Exclude the pictures, then repeat the remaining data exactly.
*** WORKING DATA Section Begins ***
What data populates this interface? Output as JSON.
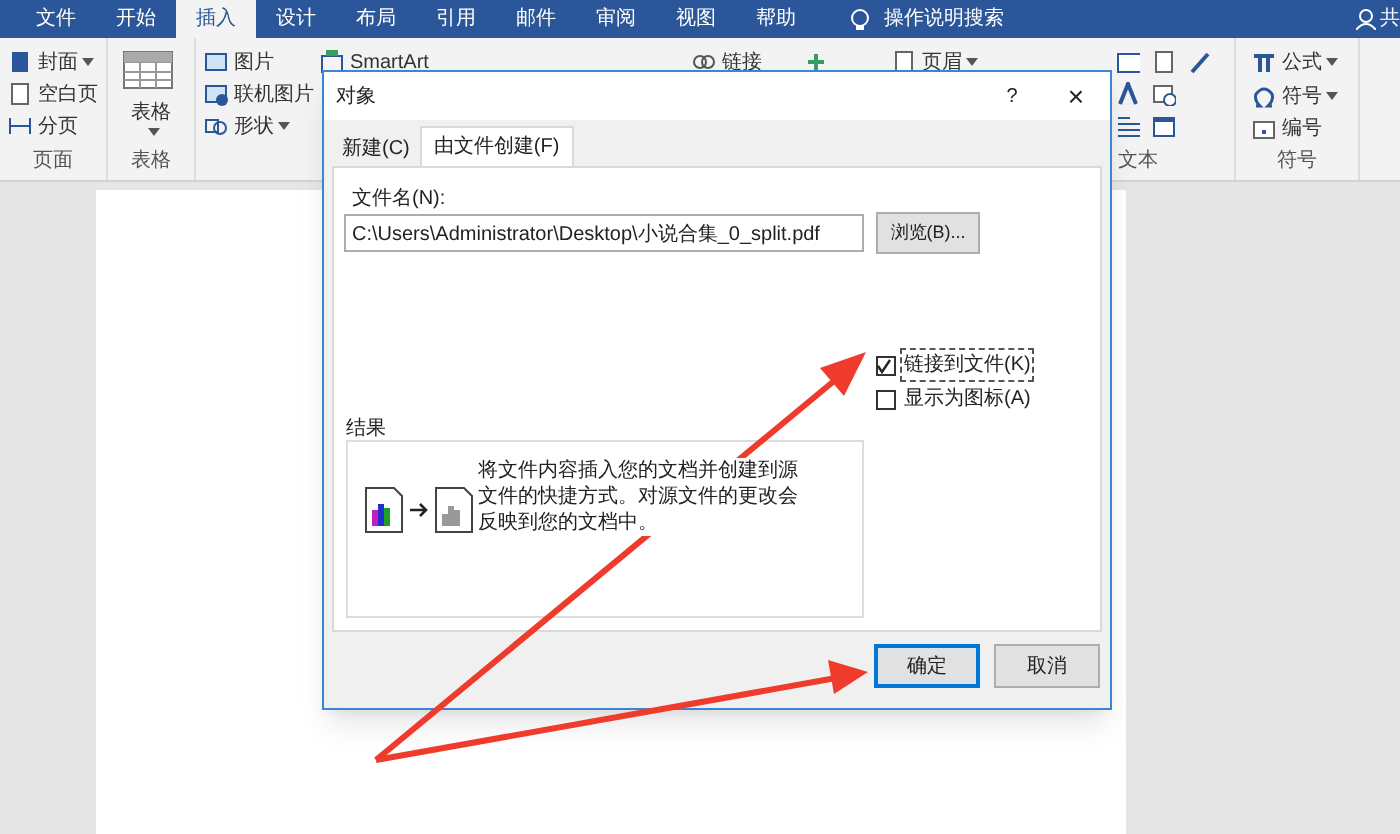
{
  "menu_tabs": [
    {
      "label": "文件",
      "selected": false
    },
    {
      "label": "开始",
      "selected": false
    },
    {
      "label": "插入",
      "selected": true
    },
    {
      "label": "设计",
      "selected": false
    },
    {
      "label": "布局",
      "selected": false
    },
    {
      "label": "引用",
      "selected": false
    },
    {
      "label": "邮件",
      "selected": false
    },
    {
      "label": "审阅",
      "selected": false
    },
    {
      "label": "视图",
      "selected": false
    },
    {
      "label": "帮助",
      "selected": false
    }
  ],
  "tell_me": "操作说明搜索",
  "share": "共",
  "ribbon": {
    "pages_group": {
      "label": "页面",
      "items": [
        {
          "label": "封面",
          "dropdown": true
        },
        {
          "label": "空白页",
          "dropdown": false
        },
        {
          "label": "分页",
          "dropdown": false
        }
      ]
    },
    "table_group": {
      "label": "表格",
      "button": "表格"
    },
    "illustrations": [
      {
        "label": "图片",
        "dropdown": false
      },
      {
        "label": "联机图片",
        "dropdown": false
      },
      {
        "label": "形状",
        "dropdown": true
      }
    ],
    "top_row": [
      {
        "label": "SmartArt"
      },
      {
        "label": "链接"
      },
      {
        "label": "页眉"
      }
    ],
    "text_group": {
      "label": "文本"
    },
    "symbols_group": {
      "label": "符号",
      "items": [
        {
          "label": "公式",
          "dropdown": true
        },
        {
          "label": "符号",
          "dropdown": true
        },
        {
          "label": "编号",
          "dropdown": false
        }
      ]
    }
  },
  "dialog": {
    "title": "对象",
    "help": "?",
    "close": "×",
    "tabs": [
      {
        "label": "新建(C)",
        "selected": false
      },
      {
        "label": "由文件创建(F)",
        "selected": true
      }
    ],
    "file_name_label": "文件名(N):",
    "file_name": "C:\\Users\\Administrator\\Desktop\\小说合集_0_split.pdf",
    "browse": "浏览(B)...",
    "options": [
      {
        "label": "链接到文件(K)",
        "checked": true,
        "focused": true
      },
      {
        "label": "显示为图标(A)",
        "checked": false,
        "focused": false
      }
    ],
    "result_label": "结果",
    "result_text": "将文件内容插入您的文档并创建到源文件的快捷方式。对源文件的更改会反映到您的文档中。",
    "buttons": [
      {
        "label": "确定",
        "default": true
      },
      {
        "label": "取消",
        "default": false
      }
    ]
  }
}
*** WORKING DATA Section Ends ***
__FINISHED TASK__
What data populates this interface? Output as JSON.
{
  "menu_tabs": [
    {
      "label": "文件",
      "selected": false
    },
    {
      "label": "开始",
      "selected": false
    },
    {
      "label": "插入",
      "selected": true
    },
    {
      "label": "设计",
      "selected": false
    },
    {
      "label": "布局",
      "selected": false
    },
    {
      "label": "引用",
      "selected": false
    },
    {
      "label": "邮件",
      "selected": false
    },
    {
      "label": "审阅",
      "selected": false
    },
    {
      "label": "视图",
      "selected": false
    },
    {
      "label": "帮助",
      "selected": false
    }
  ],
  "tell_me": "操作说明搜索",
  "share": "共",
  "ribbon": {
    "pages_group": {
      "label": "页面",
      "items": [
        {
          "label": "封面",
          "dropdown": true
        },
        {
          "label": "空白页",
          "dropdown": false
        },
        {
          "label": "分页",
          "dropdown": false
        }
      ]
    },
    "table_group": {
      "label": "表格",
      "button": "表格"
    },
    "illustrations": [
      {
        "label": "图片",
        "dropdown": false
      },
      {
        "label": "联机图片",
        "dropdown": false
      },
      {
        "label": "形状",
        "dropdown": true
      }
    ],
    "top_row": [
      {
        "label": "SmartArt"
      },
      {
        "label": "链接"
      },
      {
        "label": "页眉"
      }
    ],
    "text_group": {
      "label": "文本"
    },
    "symbols_group": {
      "label": "符号",
      "items": [
        {
          "label": "公式",
          "dropdown": true
        },
        {
          "label": "符号",
          "dropdown": true
        },
        {
          "label": "编号",
          "dropdown": false
        }
      ]
    }
  },
  "dialog": {
    "title": "对象",
    "help": "?",
    "close": "×",
    "tabs": [
      {
        "label": "新建(C)",
        "selected": false
      },
      {
        "label": "由文件创建(F)",
        "selected": true
      }
    ],
    "file_name_label": "文件名(N):",
    "file_name": "C:\\Users\\Administrator\\Desktop\\小说合集_0_split.pdf",
    "browse": "浏览(B)...",
    "options": [
      {
        "label": "链接到文件(K)",
        "checked": true,
        "focused": true
      },
      {
        "label": "显示为图标(A)",
        "checked": false,
        "focused": false
      }
    ],
    "result_label": "结果",
    "result_text": "将文件内容插入您的文档并创建到源文件的快捷方式。对源文件的更改会反映到您的文档中。",
    "buttons": [
      {
        "label": "确定",
        "default": true
      },
      {
        "label": "取消",
        "default": false
      }
    ]
  }
}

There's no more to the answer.